The debate is good. I strongly disagree with one side of it, but I can’t in good conscience tell them they are outright wrong when the position ends with “trade for Erik Karlsson”. Nothing in my conscience allows me to call the concept wrong. What did blow my mind was the number of people who replied on Twitter or Reddit to people who actually know some information with statements like “how do you know that” or some variant.

But I guess that’s the point of all of this, eh? People want information and they want it now. Instant satisfaction is king while people call for the head of Jim Nill after he made spirited efforts to acquire John Tavares and Erik Karlsson. Names. And I can tell you they aren’t done trying. Keep your heads about you and everything should be fine. If they end up not handling business I’ll be right there with you, but we’re way too early in the process to bring the pitchforks out yet.

An aggressive amount of links:

A quick PSA: clicking on any Morning News link is helpful. If you or anyone you know is looking at a subscription for the Morning News online have them do it from a Stars article with my name on it and I’ll get a slight monetary kiss. I like monetary kisses.

Also if there’s anything you want to see from me at the Morning News (or here) just give me a shout.

Why Stars shouldn’t let Bobby Ryan get in the way of completing an Erik Karlsson trade

Stars have reportedly ’emerged as a front runner’ for Erik Karlsson; Senators ‘focusing’ on Miro Heiskanen in possible deal

Tyler Seguin should follow Jamie Benn, not Drew Doughty, when negotiating his new contract

Dallas Stars sign model backup goaltender in Anton Khudobin, and that’s perfectly fine

John Tavares isn’t coming to Dallas, so where do the Stars go from here?

Stars’ deal with Blake Comeau leaves room to afford John Tavares

Why the Stars saw reason to give Valeri Nichushkin another go

Stars reportedly will sign Toronto Maple Leafs defenseman Roman Polak to a one year deal

Dallas Stars reach agreement with ex-Bruins goaltender Anton Khudobin

Antoine Roussel, Greg Pateryn reportedly find new homes; Dan Hamhuis, Kari Lehtonen still looking

As Stars wait for John Tavares news, backup goalies are on the radar

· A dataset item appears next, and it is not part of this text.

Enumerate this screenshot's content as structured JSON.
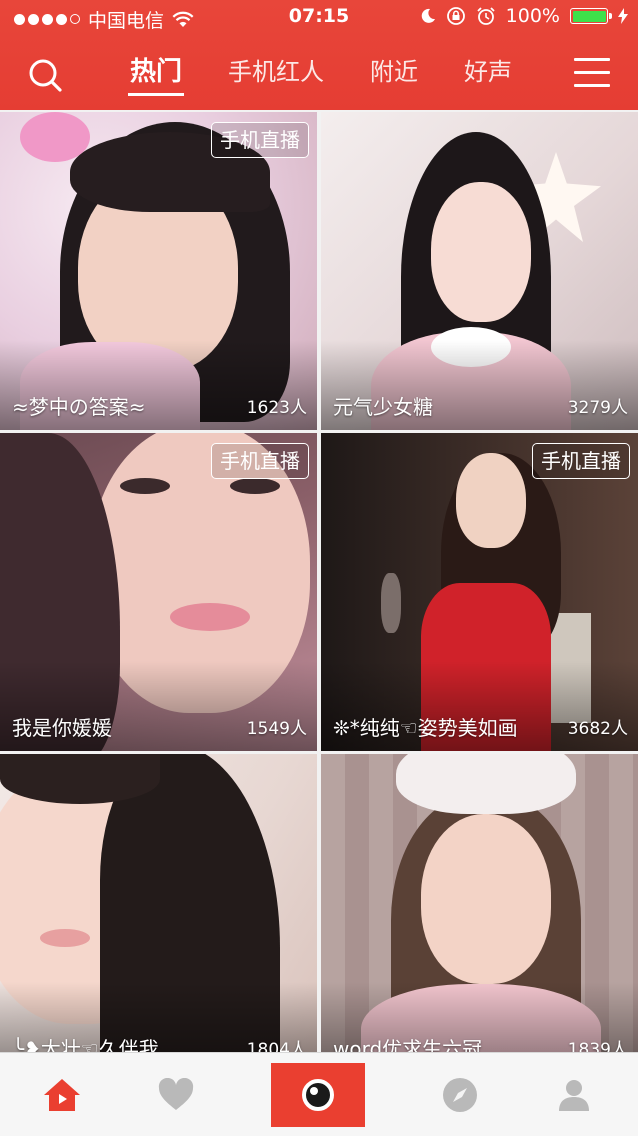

There’s even more, but damn. I wrote a lot of shit the past week, eh? Thanks a lot Tavares and Karlsson. For the record, this story is still pre-written in my drafts.

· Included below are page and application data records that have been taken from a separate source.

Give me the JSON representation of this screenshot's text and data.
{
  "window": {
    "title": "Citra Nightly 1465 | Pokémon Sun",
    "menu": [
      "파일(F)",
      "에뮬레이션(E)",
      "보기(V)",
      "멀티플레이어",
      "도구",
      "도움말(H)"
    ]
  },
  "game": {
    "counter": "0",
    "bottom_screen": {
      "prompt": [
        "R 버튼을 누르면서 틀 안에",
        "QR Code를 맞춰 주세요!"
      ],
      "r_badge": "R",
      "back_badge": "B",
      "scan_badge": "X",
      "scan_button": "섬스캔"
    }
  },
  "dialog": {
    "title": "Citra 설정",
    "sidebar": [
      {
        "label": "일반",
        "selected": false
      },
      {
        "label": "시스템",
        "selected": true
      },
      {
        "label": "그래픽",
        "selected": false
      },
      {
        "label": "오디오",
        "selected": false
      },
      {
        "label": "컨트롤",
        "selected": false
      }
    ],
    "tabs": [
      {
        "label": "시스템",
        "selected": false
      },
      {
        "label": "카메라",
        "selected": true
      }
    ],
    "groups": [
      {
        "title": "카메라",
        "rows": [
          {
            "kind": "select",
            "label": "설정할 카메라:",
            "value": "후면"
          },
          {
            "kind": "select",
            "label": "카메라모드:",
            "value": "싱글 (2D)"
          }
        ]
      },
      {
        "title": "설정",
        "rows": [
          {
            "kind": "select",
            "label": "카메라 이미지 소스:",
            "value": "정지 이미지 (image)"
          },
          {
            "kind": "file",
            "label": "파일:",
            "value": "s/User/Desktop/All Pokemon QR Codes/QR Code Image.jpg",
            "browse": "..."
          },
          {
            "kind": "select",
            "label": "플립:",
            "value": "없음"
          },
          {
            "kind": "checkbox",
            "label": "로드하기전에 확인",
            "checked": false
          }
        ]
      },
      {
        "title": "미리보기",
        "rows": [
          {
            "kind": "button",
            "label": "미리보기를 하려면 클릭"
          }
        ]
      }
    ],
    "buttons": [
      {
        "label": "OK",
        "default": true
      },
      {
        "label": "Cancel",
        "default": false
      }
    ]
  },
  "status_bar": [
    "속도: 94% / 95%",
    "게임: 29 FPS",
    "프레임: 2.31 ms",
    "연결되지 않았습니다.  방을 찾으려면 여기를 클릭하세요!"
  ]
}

I was told to have it written because a deal was coming. They were that close.